Choose Done-for-You Curriculum
If you choose a curriculum that is complete, then you don’t have to write lesson plans.
Be sure that the curriculum has a good bit of independent work. That will allow the student to work while you are working. If he/she has questions about something, you can answer them when you get home.
Look into an online curriculum and courses. There are some that are amazing and free.
Don’t forget that there are educational, kid-friendly YouTube channels out there that you can use for homeschooling. We used one called Crash Course for several lessons.
Think about Hiring a Tutor
If it is financially possible, make this a consideration. Let the tutor teach 1-2 subjects, and you teach the rest. Be sure to check your state guidelines to see what you can/can’t legally hire out for homeschooling.
The tutor can teach while you are working or resting. If you have multiple children, the tutor can work with one while you work with another. That way everyone gets 1-on-1 time with instruction.
Join a Co-Op
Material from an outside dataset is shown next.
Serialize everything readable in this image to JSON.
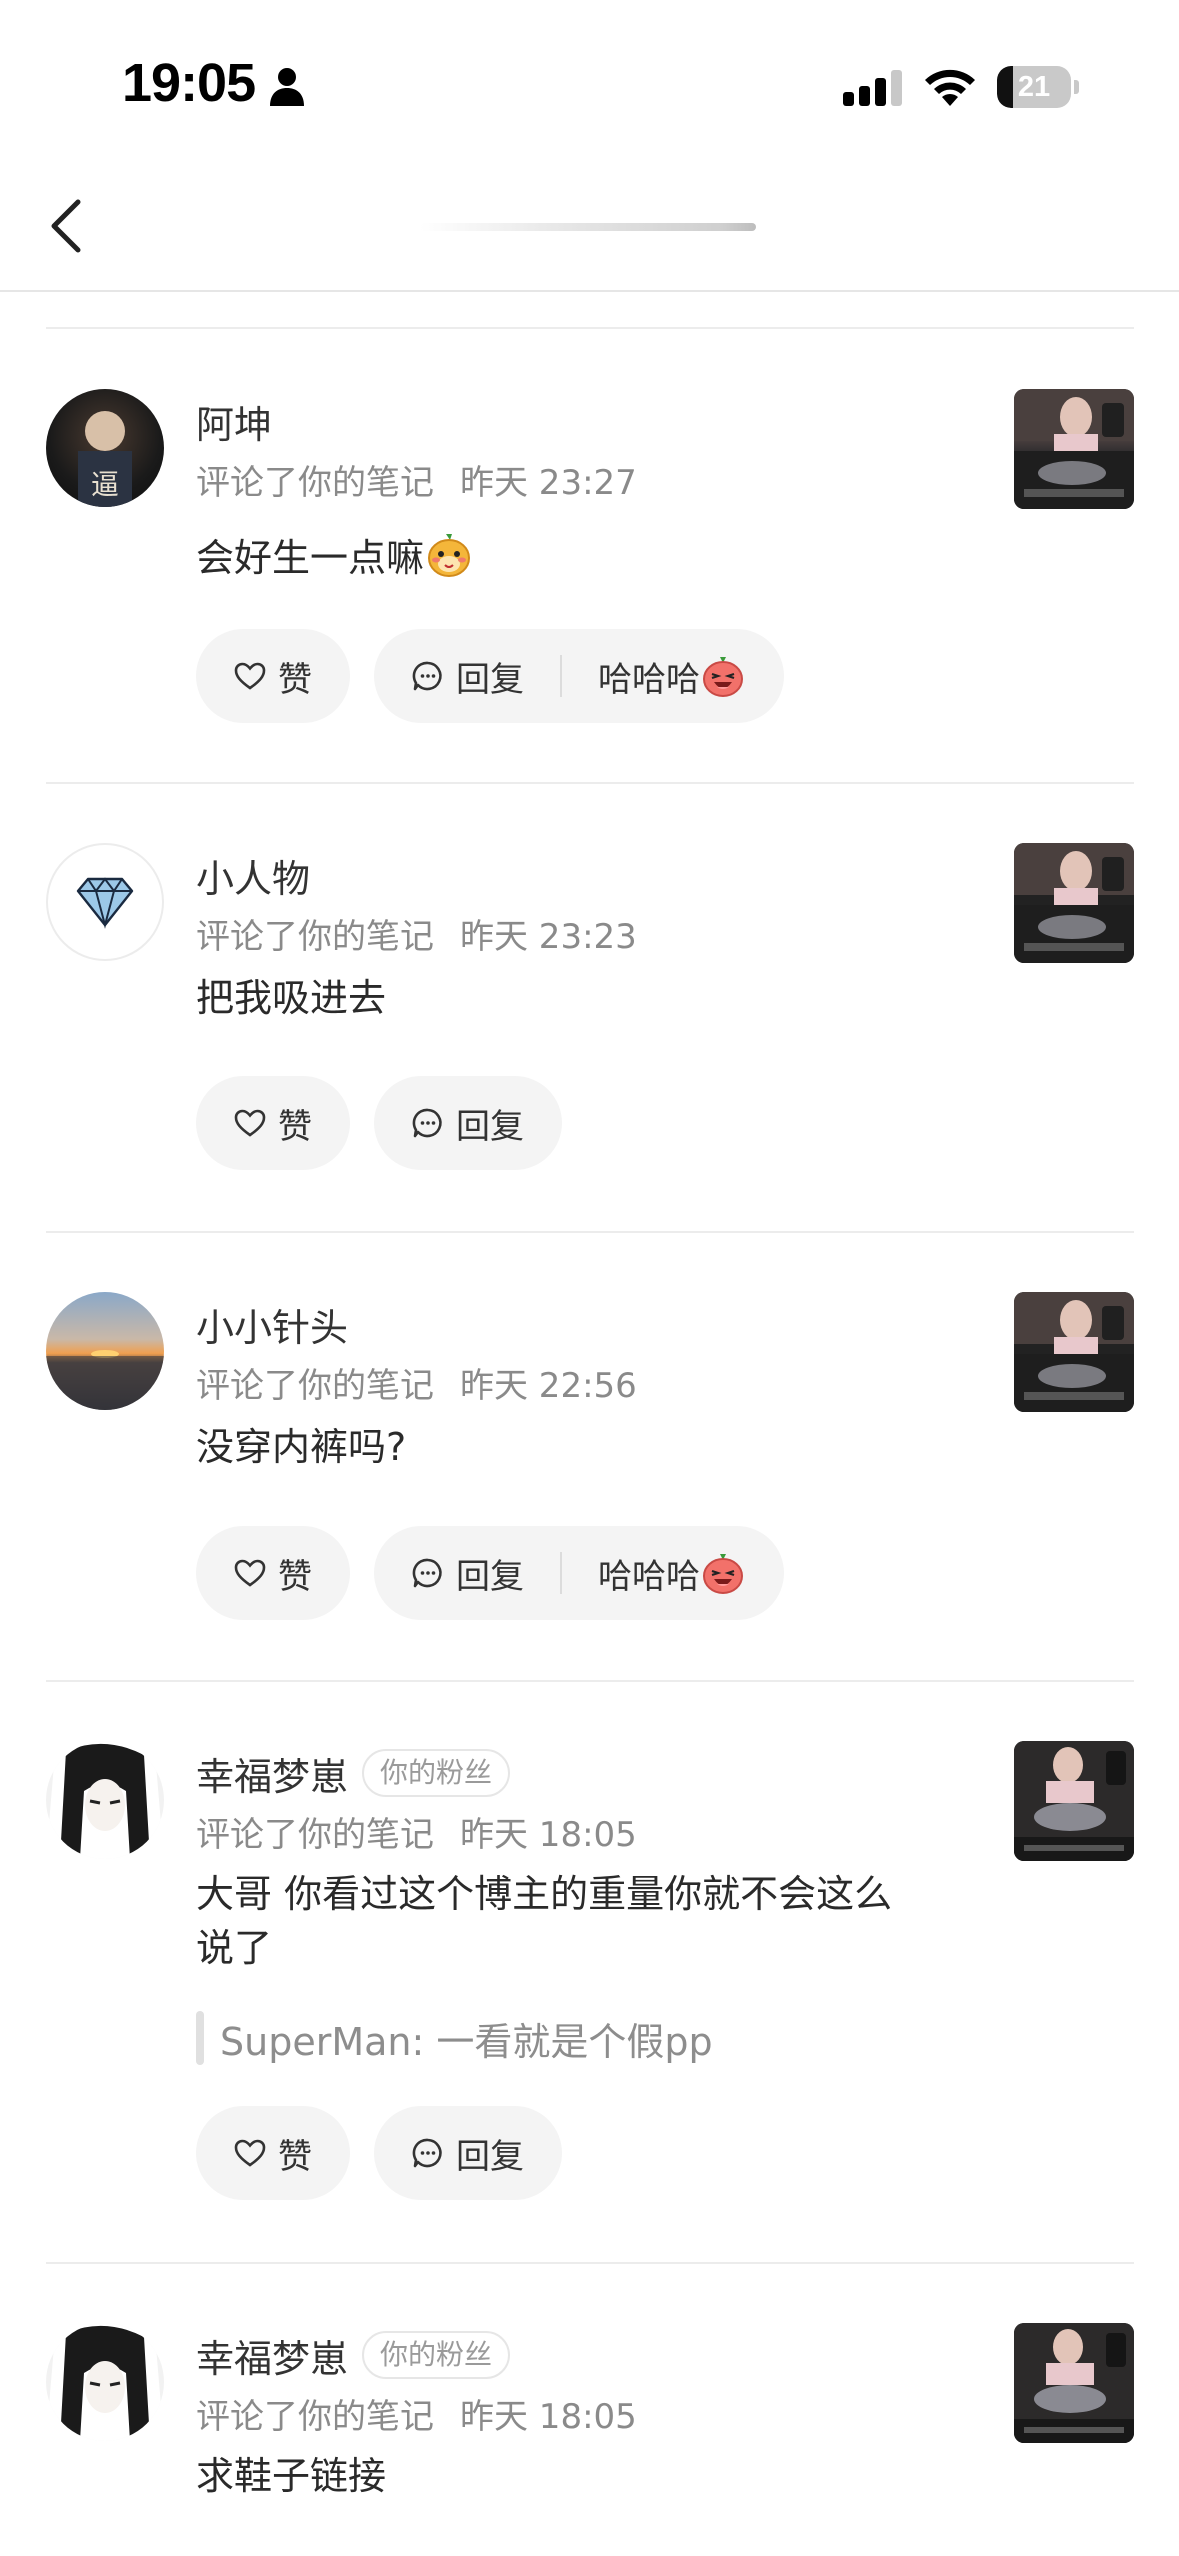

A co-op is a group of homeschooling parents who come together to teach one another’s children. Most co-ops have a parent volunteer requirement, but you can find one that fits into your schedule.
Some meet weekly, but others meet daily. You have to do a little research for your area.
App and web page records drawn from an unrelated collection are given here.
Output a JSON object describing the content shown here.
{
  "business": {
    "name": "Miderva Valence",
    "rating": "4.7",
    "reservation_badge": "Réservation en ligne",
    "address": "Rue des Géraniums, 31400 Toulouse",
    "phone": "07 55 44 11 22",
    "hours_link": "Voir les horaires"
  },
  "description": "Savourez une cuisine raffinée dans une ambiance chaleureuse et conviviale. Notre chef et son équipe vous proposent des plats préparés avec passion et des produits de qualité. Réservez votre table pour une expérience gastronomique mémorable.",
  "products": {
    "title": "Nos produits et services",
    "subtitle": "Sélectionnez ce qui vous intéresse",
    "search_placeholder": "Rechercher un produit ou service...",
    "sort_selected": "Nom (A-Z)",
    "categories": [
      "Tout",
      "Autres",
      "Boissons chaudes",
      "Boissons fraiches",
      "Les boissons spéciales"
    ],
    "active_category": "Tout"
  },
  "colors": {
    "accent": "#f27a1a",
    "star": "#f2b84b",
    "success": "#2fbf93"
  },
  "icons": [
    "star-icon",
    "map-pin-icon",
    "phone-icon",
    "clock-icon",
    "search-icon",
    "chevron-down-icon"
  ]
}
Co-ops are great for the kids and the parents. You will be around other parents, some of whom are veteran homeschoolers, and you can get support and ask questions.
Consider a New Job
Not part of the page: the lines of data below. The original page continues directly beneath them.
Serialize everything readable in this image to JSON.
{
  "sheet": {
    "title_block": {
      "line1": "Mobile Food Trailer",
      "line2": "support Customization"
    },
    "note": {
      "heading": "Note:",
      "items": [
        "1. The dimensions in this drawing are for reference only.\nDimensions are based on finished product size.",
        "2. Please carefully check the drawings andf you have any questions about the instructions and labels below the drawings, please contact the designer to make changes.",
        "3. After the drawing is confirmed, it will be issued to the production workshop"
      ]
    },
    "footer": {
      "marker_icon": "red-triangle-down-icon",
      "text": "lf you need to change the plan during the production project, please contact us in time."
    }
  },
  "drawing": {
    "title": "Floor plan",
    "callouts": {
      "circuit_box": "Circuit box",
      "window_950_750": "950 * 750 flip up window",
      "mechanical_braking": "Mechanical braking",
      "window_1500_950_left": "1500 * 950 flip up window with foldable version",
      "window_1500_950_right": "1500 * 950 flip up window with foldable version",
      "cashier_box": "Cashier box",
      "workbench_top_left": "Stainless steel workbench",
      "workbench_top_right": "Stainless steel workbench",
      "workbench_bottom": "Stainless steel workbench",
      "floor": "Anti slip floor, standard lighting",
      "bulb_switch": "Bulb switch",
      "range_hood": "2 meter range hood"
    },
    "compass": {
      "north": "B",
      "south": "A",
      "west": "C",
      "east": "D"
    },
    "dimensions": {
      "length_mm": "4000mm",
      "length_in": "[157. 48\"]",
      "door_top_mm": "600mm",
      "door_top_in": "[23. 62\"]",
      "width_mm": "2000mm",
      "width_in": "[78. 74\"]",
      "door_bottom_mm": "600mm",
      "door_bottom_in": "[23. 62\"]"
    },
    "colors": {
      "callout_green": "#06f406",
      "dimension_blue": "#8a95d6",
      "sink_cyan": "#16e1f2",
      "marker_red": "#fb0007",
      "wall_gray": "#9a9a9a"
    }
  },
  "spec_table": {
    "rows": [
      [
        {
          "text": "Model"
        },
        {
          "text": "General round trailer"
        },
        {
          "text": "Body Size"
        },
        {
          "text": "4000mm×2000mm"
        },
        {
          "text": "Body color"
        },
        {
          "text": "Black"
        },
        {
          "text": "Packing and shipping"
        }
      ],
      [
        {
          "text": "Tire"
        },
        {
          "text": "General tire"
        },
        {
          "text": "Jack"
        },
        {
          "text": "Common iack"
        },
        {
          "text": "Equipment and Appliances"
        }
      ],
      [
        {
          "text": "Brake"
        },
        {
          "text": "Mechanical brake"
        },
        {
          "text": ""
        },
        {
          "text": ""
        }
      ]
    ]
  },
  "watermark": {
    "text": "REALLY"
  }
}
Yeah, that sounds really blunt.
Don’t click off of the post just yet. It’s not meant to be harsh. Hear me out.
Is there a way that you could work remotely in your current job?
Could you do the same thing with different hours with your company or a different company?
Is it possible that your child could go to the office with you? In some cases that is a strong no, but there are places where you could take your child with you. If your child is older and there is a spare room or office, he/she could work there while you work.
Consider your options for your job if the current schedule is causing you to stress in your homeschooling journey.
Take Care of Yourself
This is the one thing that you will probably skip over. You will say that you are fine and burn the candle at both ends until you crash.
If you are exhausted, your child can feel it and see it. There is no need to force yourself to do more.
Rest. Change the schedule. Homeschooling is flexible. You can pick it up after you rest or maybe tomorrow.
Take a bath. Get a nap. Go to bed. It’s okay to take time for yourself. When you are rested, you will be better able to teach your child.
Here are a few things to remember.
You control the schedule. It’s okay if you need to change it, even at the last minute.
Traditional school hours do not apply to homeschooling.
Everything is school. Your child can learn something no matter what he/she is doing.
Connect (in real life or virtually) to other homeschooling parents. You need the support.
Be creative with your coursework. Find what your child is interested in. Does he/she want to take a pottery class? Would bowling be fun? Is he/she interested in Sign Language? What classes does he/she want to take? Can you hire them out in person or online?
When we decided to homeschool our daughter and took the leap, we had to be creative with things. By the time she graduated from high school, she had an activity just about every night of the week–Girl Scouts, Boy Scouts (yes, girls can do that!), and bowling (very competitively). Remember, she did all this while taking college classes (17+ hours a semester) her last two years.
We loved homeschooling. If I had it to do over, I would start much earlier.
I hope that having a job outside of the house, or working from home, doesn’t stop you from homeschooling.
If you have any homeschooling (non-state specific) questions, please ask me. Send me a DM on Instagram, and I will respond as quickly as possible.
If this post has helped you, please share it with your friends who are considering homeschooling. I would love to be able to help as many people as possible make educated decisions about the education of their children.